**Supplied material**
--------------------
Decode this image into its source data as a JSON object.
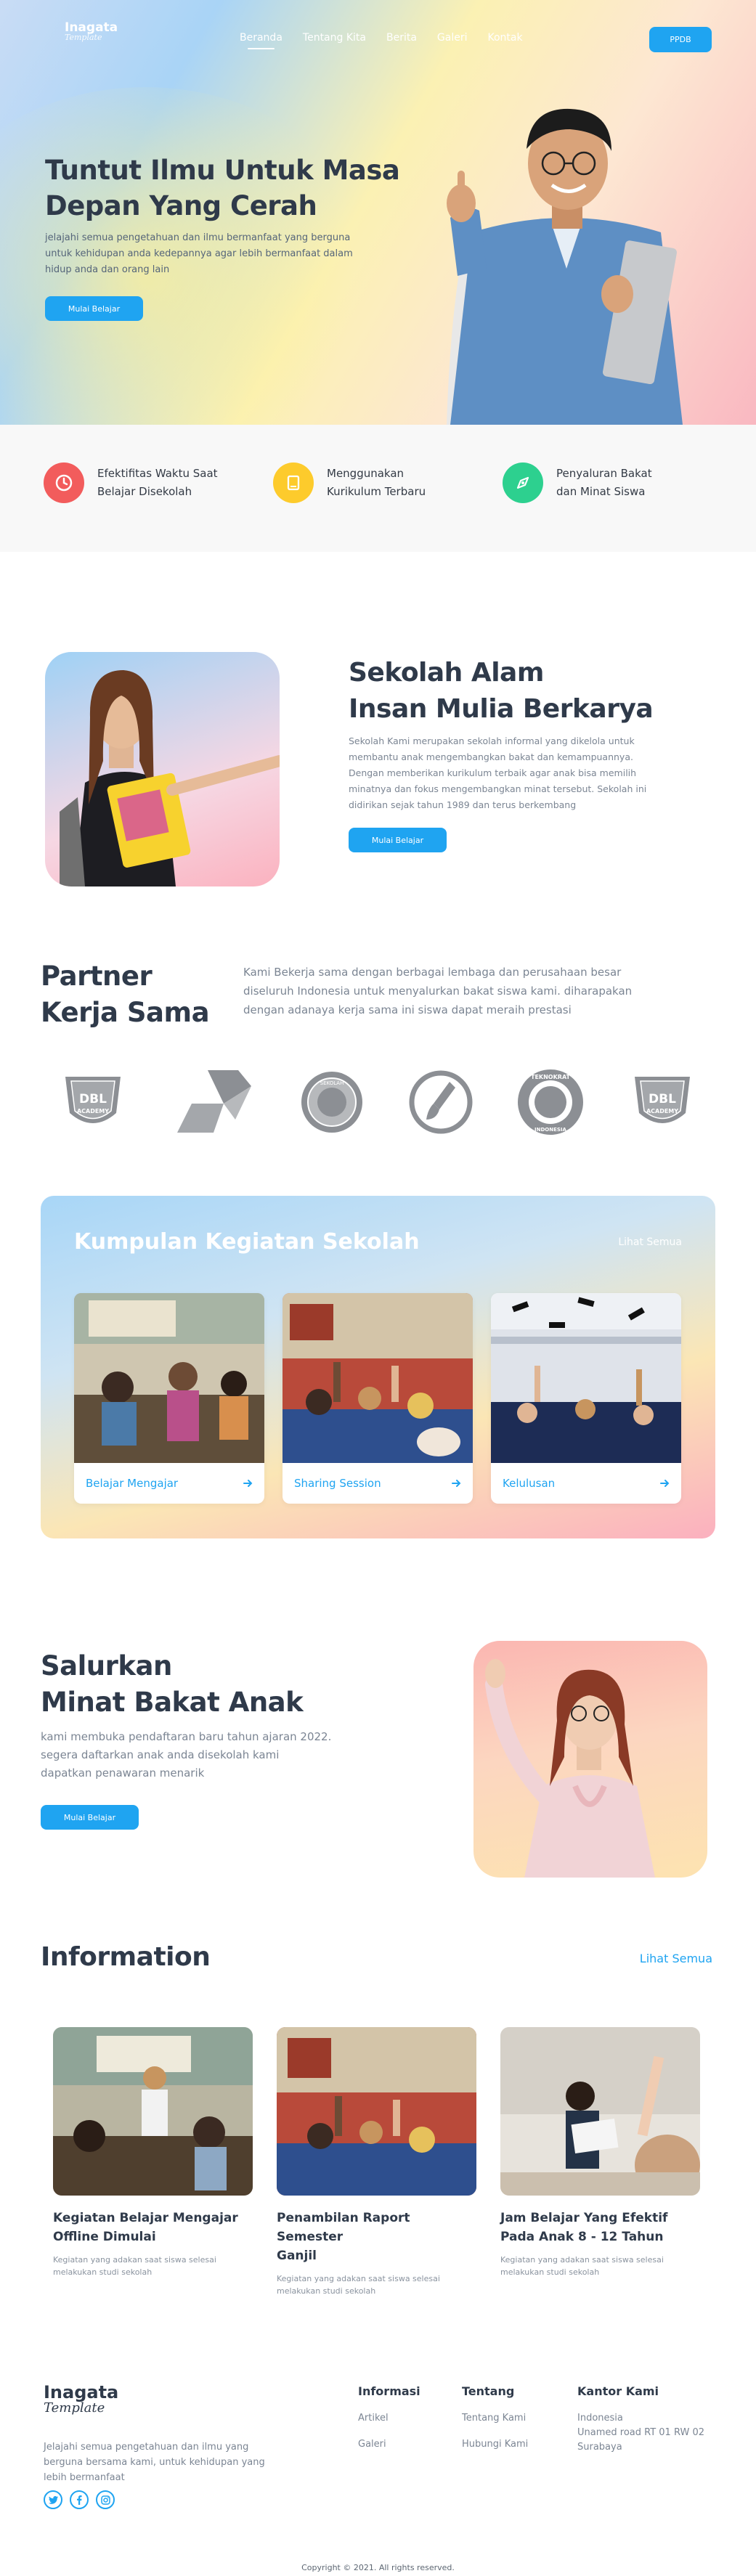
{
  "brand": {
    "name": "Inagata",
    "tagline": "Template"
  },
  "nav": {
    "items": [
      "Beranda",
      "Tentang Kita",
      "Berita",
      "Galeri",
      "Kontak"
    ],
    "cta": "PPDB"
  },
  "hero": {
    "title_line1": "Tuntut Ilmu Untuk Masa",
    "title_line2": "Depan Yang Cerah",
    "desc_line1": "jelajahi  semua pengetahuan dan ilmu bermanfaat yang berguna",
    "desc_line2": "untuk kehidupan anda kedepannya agar lebih bermanfaat dalam",
    "desc_line3": "hidup anda dan orang lain",
    "cta": "Mulai Belajar"
  },
  "features": [
    {
      "icon": "clock-icon",
      "line1": "Efektifitas Waktu Saat",
      "line2": "Belajar Disekolah",
      "color": "#f25c5c"
    },
    {
      "icon": "book-icon",
      "line1": "Menggunakan",
      "line2": "Kurikulum Terbaru",
      "color": "#fdcb2c"
    },
    {
      "icon": "pen-tool-icon",
      "line1": "Penyaluran Bakat",
      "line2": "dan Minat Siswa",
      "color": "#2dd08f"
    }
  ],
  "about": {
    "title_line1": "Sekolah Alam",
    "title_line2": "Insan Mulia Berkarya",
    "desc": [
      "Sekolah Kami merupakan sekolah informal yang dikelola untuk",
      "membantu anak mengembangkan bakat dan kemampuannya.",
      "Dengan memberikan kurikulum terbaik agar anak bisa memilih",
      "minatnya dan fokus mengembangkan minat tersebut. Sekolah ini",
      "didirikan sejak tahun 1989 dan terus berkembang"
    ],
    "cta": "Mulai Belajar"
  },
  "partner": {
    "title_line1": "Partner",
    "title_line2": "Kerja Sama",
    "desc": [
      "Kami Bekerja sama dengan berbagai lembaga dan perusahaan besar",
      "diseluruh Indonesia untuk menyalurkan bakat siswa kami. diharapakan",
      "dengan adanaya kerja sama ini siswa dapat meraih prestasi"
    ],
    "logos": [
      {
        "icon": "dbl-academy-logo",
        "text1": "DBL",
        "text2": "ACADEMY"
      },
      {
        "icon": "pertamina-logo"
      },
      {
        "icon": "school-seal-logo",
        "text1": "SEKOLAH"
      },
      {
        "icon": "brush-logo"
      },
      {
        "icon": "teknokrat-seal-logo",
        "text1": "TEKNOKRAT",
        "text2": "INDONESIA"
      },
      {
        "icon": "dbl-academy-logo-2",
        "text1": "DBL",
        "text2": "ACADEMY"
      }
    ]
  },
  "kegiatan": {
    "title": "Kumpulan Kegiatan Sekolah",
    "see_all": "Lihat Semua",
    "cards": [
      {
        "label": "Belajar Mengajar"
      },
      {
        "label": "Sharing Session"
      },
      {
        "label": "Kelulusan"
      }
    ]
  },
  "bakat": {
    "title_line1": "Salurkan",
    "title_line2": "Minat Bakat Anak",
    "desc": [
      "kami membuka pendaftaran baru tahun ajaran 2022.",
      "segera daftarkan anak anda disekolah kami",
      "dapatkan penawaran menarik"
    ],
    "cta": "Mulai Belajar"
  },
  "information": {
    "title": "Information",
    "see_all": "Lihat Semua",
    "items": [
      {
        "title1": "Kegiatan Belajar Mengajar",
        "title2": "Offline Dimulai",
        "desc1": "Kegiatan yang adakan saat siswa selesai",
        "desc2": "melakukan studi sekolah"
      },
      {
        "title1": "Penambilan Raport Semester",
        "title2": "Ganjil",
        "desc1": "Kegiatan yang adakan saat siswa selesai",
        "desc2": "melakukan studi sekolah"
      },
      {
        "title1": "Jam Belajar Yang Efektif",
        "title2": "Pada Anak 8 - 12 Tahun",
        "desc1": "Kegiatan yang adakan saat siswa selesai",
        "desc2": "melakukan studi sekolah"
      }
    ]
  },
  "footer": {
    "brand": "Inagata",
    "tagline": "Template",
    "desc": [
      "Jelajahi semua pengetahuan dan ilmu yang",
      "berguna bersama kami, untuk kehidupan yang",
      "lebih bermanfaat"
    ],
    "social": [
      "twitter-icon",
      "facebook-icon",
      "instagram-icon"
    ],
    "informasi": {
      "head": "Informasi",
      "links": [
        "Artikel",
        "Galeri"
      ]
    },
    "tentang": {
      "head": "Tentang",
      "links": [
        "Tentang Kami",
        "Hubungi Kami"
      ]
    },
    "kantor": {
      "head": "Kantor Kami",
      "lines": [
        "Indonesia",
        "Unamed road RT 01 RW 02",
        "Surabaya"
      ]
    },
    "copyright": "Copyright © 2021. All rights reserved."
  },
  "colors": {
    "accent": "#1fa4f1",
    "text_dark": "#2f3a4a",
    "text_muted": "#7b8593"
  }
}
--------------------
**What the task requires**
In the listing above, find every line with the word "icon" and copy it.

**Output of the exercise**
      "icon": "clock-icon",
      "icon": "book-icon",
      "icon": "pen-tool-icon",
        "icon": "dbl-academy-logo",
        "icon": "pertamina-logo"
        "icon": "school-seal-logo",
        "icon": "brush-logo"
        "icon": "teknokrat-seal-logo",
        "icon": "dbl-academy-logo-2",
      "twitter-icon",
      "facebook-icon",
      "instagram-icon"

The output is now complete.